Being a part of QC Makeup Academy’s Virtual Classroom on Facebook provides a great opportunity to see how constructive criticism is offered to students. This group also demonstrates real-life examples of constructive criticism being given and received in a healthy, positive way.
In the Virtual Classroom, students and graduates are encouraged to share photos of their work. Then other students, alumni, and tutors (I’m looking at you, Nathan) can see your work and examine it. They’ll regularly congratulate what you’ve done well, as well as suggest beneficial ways the look can be improved upon in the future.
This is a great way to get many different eyes looking at your work. It’s also the perfect chance to get you used to receiving constructive feedback, so you’ll be better prepared for the working world. I love that QC makes this sort of environment available to us!
Tips for Giving Productive Feedback
- Back up your critiques. Don’t just tell someone what they are doing wrong. Rather, explain which technique appears to be incorrect and why.
- Be helpful. If you’re pointing out what could have been done better, take the extra minute to explain how the individual can better that technique next time.
- Please use tact. There is no room for nastiness in constructive criticism. If you can’t phrase your feedback in a positive way, keep it to yourself.
- Make sure you are qualified to make that judgement call. If it’s not your area of expertise, or you are struggling yourself, it’s probably not your place to comment.

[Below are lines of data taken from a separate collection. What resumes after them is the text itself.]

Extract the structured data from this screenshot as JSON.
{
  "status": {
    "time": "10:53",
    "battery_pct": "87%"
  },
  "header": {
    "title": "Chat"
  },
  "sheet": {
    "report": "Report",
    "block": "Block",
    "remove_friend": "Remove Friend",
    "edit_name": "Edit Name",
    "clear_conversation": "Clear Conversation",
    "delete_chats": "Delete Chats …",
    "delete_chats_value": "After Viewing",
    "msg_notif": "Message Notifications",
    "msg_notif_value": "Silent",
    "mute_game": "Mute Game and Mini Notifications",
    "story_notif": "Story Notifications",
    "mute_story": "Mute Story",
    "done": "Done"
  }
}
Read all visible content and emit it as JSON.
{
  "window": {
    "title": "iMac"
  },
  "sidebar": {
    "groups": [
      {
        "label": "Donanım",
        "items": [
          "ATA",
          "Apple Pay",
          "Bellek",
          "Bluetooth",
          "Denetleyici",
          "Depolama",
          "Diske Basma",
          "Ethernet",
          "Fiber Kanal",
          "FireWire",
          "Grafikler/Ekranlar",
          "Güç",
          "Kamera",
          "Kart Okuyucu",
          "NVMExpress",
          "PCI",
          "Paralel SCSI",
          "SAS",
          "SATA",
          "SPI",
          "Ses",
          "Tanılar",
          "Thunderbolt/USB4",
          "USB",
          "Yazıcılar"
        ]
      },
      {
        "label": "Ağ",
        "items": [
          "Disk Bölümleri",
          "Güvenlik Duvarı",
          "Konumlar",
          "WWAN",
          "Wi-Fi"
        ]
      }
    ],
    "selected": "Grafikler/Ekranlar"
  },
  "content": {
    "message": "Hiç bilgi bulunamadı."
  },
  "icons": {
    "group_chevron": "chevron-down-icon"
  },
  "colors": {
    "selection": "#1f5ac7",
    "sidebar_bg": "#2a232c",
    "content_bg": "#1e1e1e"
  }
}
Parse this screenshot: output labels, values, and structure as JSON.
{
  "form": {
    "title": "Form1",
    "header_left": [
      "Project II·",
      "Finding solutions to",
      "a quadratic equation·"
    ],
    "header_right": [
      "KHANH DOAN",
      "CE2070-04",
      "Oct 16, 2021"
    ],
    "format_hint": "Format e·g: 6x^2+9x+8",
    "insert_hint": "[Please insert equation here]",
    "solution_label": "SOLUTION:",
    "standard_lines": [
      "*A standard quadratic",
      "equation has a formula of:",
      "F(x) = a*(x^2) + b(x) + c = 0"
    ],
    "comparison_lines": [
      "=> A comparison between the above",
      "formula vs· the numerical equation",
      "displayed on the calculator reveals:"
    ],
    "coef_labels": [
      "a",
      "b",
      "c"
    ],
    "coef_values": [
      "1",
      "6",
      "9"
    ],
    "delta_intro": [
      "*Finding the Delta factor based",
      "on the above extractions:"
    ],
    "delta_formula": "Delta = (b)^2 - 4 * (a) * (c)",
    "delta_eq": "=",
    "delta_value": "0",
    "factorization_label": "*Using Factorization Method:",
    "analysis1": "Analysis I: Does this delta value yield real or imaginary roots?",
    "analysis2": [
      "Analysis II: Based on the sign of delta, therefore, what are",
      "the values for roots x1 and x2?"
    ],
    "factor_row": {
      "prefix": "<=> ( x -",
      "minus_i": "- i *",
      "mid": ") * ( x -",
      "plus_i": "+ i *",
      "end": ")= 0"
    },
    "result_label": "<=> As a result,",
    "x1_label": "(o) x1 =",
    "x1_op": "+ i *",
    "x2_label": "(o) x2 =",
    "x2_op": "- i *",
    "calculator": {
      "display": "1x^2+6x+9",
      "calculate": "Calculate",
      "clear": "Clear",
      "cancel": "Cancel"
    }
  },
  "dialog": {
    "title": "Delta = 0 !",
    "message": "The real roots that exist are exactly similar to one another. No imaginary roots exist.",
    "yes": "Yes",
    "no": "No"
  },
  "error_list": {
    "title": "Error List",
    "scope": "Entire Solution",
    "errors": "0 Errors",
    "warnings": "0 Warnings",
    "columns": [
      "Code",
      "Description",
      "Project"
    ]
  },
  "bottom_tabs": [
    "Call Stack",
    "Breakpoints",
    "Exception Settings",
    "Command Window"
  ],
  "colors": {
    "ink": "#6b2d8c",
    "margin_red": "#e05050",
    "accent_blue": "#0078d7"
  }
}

- Always be kind and respectful. Consider the kind of constructive criticism YOU would prefer to hear. If it would hurt your own feelings, it could very well hurt someone else’s. Getting critiqued can make people feel vulnerable. Delivering feedback in a way that makes them understand without taking offense isn’t always easy. So, it’s important to be mindful of the things you say and how you say them.
How to Become a Makeup Artist: Tips for Taking Productive Feedback
- Don’t get defensive. Constructive criticism isn’t meant to be an attack, so don’t treat it as such. In the professional industry, the way you respond to critiques can make or break your career. You’ll need a thick skin. Just try to remember that it’s coming from a good place and not meant to hurt you.
- Really listen to what’s being said. Not ALL critiques will be correct, but many of them will be. So, don’t shrug them off. Even if you initially disagree, take the time to really absorb the feedback. Try to view things objectively. As we discussed before, you’re never going to know everything. Sometimes, the only way to truly get better is by first acknowledging this.
So long as you’re open and receptive to the constructive feedback you receive, you’ll be become a makeup artist and launch a successful career before you know it! You’ve got this!
As always, thank you so much for taking the time to join me today. Please feel free to comment below with any questions or comments you may have. If you’d like to connect with me directly, I’m always available to chat in the Virtual Classroom.
Best of luck in your journey! 💕